You have managed to scrimp and save a couple thousand dollars and want to buy a reliable, used car that gives you the most bang for the buck. Especially because you’re paying cash, it’s possible to find a good deal. But you may have to compromise on the make and model and do a little legwork.
Here’s a step-by-step guide to help you find a reliable used ride that works for you.
Step 1: Set a budget.
You’ll need at least a few thousand bucks to score a decent used car. When setting your budget, also keep the following costs in mind:
- Routine maintenance, which is a given with any car, whether new or used.
- Repairs, which are to be expected if you’re buying an older model.
- Insurance, so you may want to call the provider and check your potential rates first.
- Gas, which is an ongoing but sometimes overlooked expense.
You may need to adjust your figure downward to ensure you can afford to operate and maintain the vehicle. Also, be careful not to set the budget too high or you could run the risk of depleting your savings account.
Step 2: Start your search.
To successfully execute your search, you’ll need to be realistic. Financing a used car is one thing, but planning to pay a couple thousand bucks in cash is another. So, if your budget is about $2,000 to $3,000, you’ll need to lower your expectations and be willing to compromise.
That’s not to say you won’t find a reliable ride. But a higher price point generally means a greater selection of quality vehicles.
Start by searching on sites, such as AutoTrader, Edmunds, Vroom and Cars.com. If the results aren’t quite what you expected, try using the advanced option and setting price, make, model and mileage parameters.
You can also browse newspaper advertisements, visit used car lots or ask around to see whether your friends or family know someone who’s selling their ride.
Step 3: Narrow down your options.
Don’t focus solely on price when paring down your list. (Remember, you may still be able to negotiate). Instead, take a look at the CarFax or AutoCheck report. Both will give you a detailed history of the vehicle.
“Find out all the issues in the car’s history, because those issues may need to be addressed with costly repairs down the line,” Scott Chesrown, chief revenue officer at online used car retailer Vroom, adds.
If you see that the vehicle was salvaged or has been in an accident, that may be your signal to move on.
Also, conduct an analysis of the maintenance costs. J.D. Power, Edmunds and KBB have tools to help you run the numbers. Ax those cars on your list that have maintenance costs that could implode your budget.
Step 4: Test drive your top picks.
Now for the fun part: the test drive. Before you set up a meeting with sellers, give them a call to find out whether they’re willing to negotiate. But don’t make an offer yet. You may notice minor issues during the inspection that need to be addressed before taking the car on the road. That’s grounds for negotiating a lower price. If the sales price is firm, you may want to look at other cars first.
An important tip: bring along a “test-drive” inspection sheet to assist you with evaluating the vehicle. CarFax has a comprehensive checklist right over here.
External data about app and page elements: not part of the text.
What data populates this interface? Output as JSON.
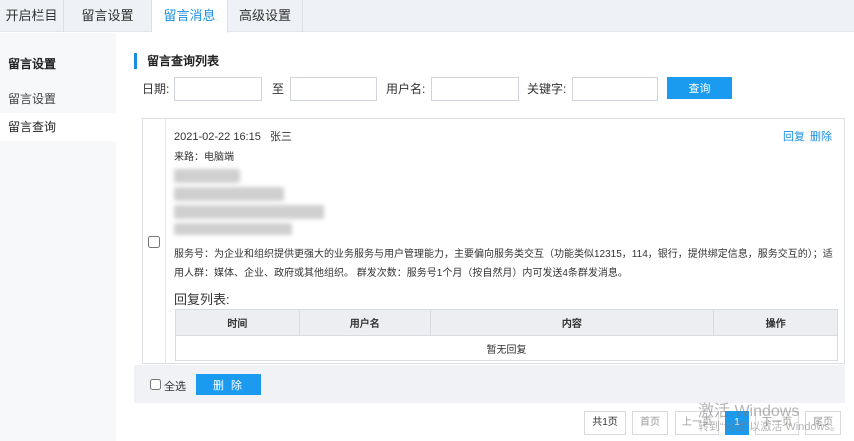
{
  "tabs": [
    {
      "label": "开启栏目"
    },
    {
      "label": "留言设置"
    },
    {
      "label": "留言消息"
    },
    {
      "label": "高级设置"
    }
  ],
  "sidebar": {
    "heading": "留言设置",
    "items": [
      {
        "label": "留言设置"
      },
      {
        "label": "留言查询"
      }
    ]
  },
  "section_title": "留言查询列表",
  "filters": {
    "date_label": "日期:",
    "to_label": "至",
    "user_label": "用户名:",
    "keyword_label": "关键字:",
    "date_from": "",
    "date_to": "",
    "username": "",
    "keyword": "",
    "query_button": "查询"
  },
  "message": {
    "datetime": "2021-02-22 16:15",
    "author": "张三",
    "source": "来路：电脑端",
    "reply_link": "回复",
    "delete_link": "删除",
    "description": "服务号：为企业和组织提供更强大的业务服务与用户管理能力，主要偏向服务类交互（功能类似12315，114，银行，提供绑定信息，服务交互的）；适用人群：媒体、企业、政府或其他组织。 群发次数：服务号1个月（按自然月）内可发送4条群发消息。",
    "reply_list_title": "回复列表:",
    "reply_columns": [
      "时间",
      "用户名",
      "内容",
      "操作"
    ],
    "no_reply": "暂无回复"
  },
  "bottom": {
    "select_all": "全选",
    "delete_button": "删 除"
  },
  "pagination": {
    "total": "共1页",
    "first": "首页",
    "prev": "上一页",
    "current": "1",
    "next": "下一页",
    "last": "尾页"
  },
  "watermark": {
    "line1": "激活 Windows",
    "line2": "转到“设置”以激活 Windows。"
  }
}
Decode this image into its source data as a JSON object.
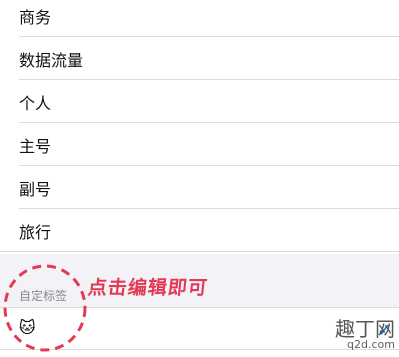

Also, “research what the most commonly reported problems are with that vehicle and whether there have been any recalls, to help you better identify what kind of shape the car is in,” Chesrown suggests.
Step 5: Get a professional inspection.
Having a professional inspection done before you buy the car could save you hundreds, if not thousands of dollars. Nicole Firebaugh, a manager at Preventative Maintenance Repair of Marion in Illinois, urges buyers to make the final sale contingent upon having the vehicle inspected by a third-party mechanic not associated with the seller.
The mechanic “will be able to tell you what repairs your vehicle may need in the near future, common issues with the vehicle, how difficult the vehicle may be to work on, the price range of parts, and more,” Firebaugh says.
But if the seller is against the mechanical inspection, they may be hiding something. You can risk it if you’re set on purchasing the vehicle, but be prepared to pay the price if the car turns out to be a clunker.
Step 6: Seal the deal.
Once you find the best ride for you, negotiate until you agree on a sales price. Then, head to the local DMV to make the sale final and acquire the title. Otherwise, keep looking until you find a good deal.
But what if your budget isn’t enough and you need to get a loan? Don’t fret. Check out SuperMoney’s auto loans review and comparison tool to explore your options.
Allison Martin is an accomplished finance writer who has written for publications including The Wall Street Journal, MoneyTalksNews, The Simple Dollar, and Credit.com. Her work has been featured on Fox Business, Yahoo! Finance, MSN Money, and ABC News. She enjoys writing about personal development, entrepreneurship, personal finance and is a Certified Financial Education Instructor (CFEI).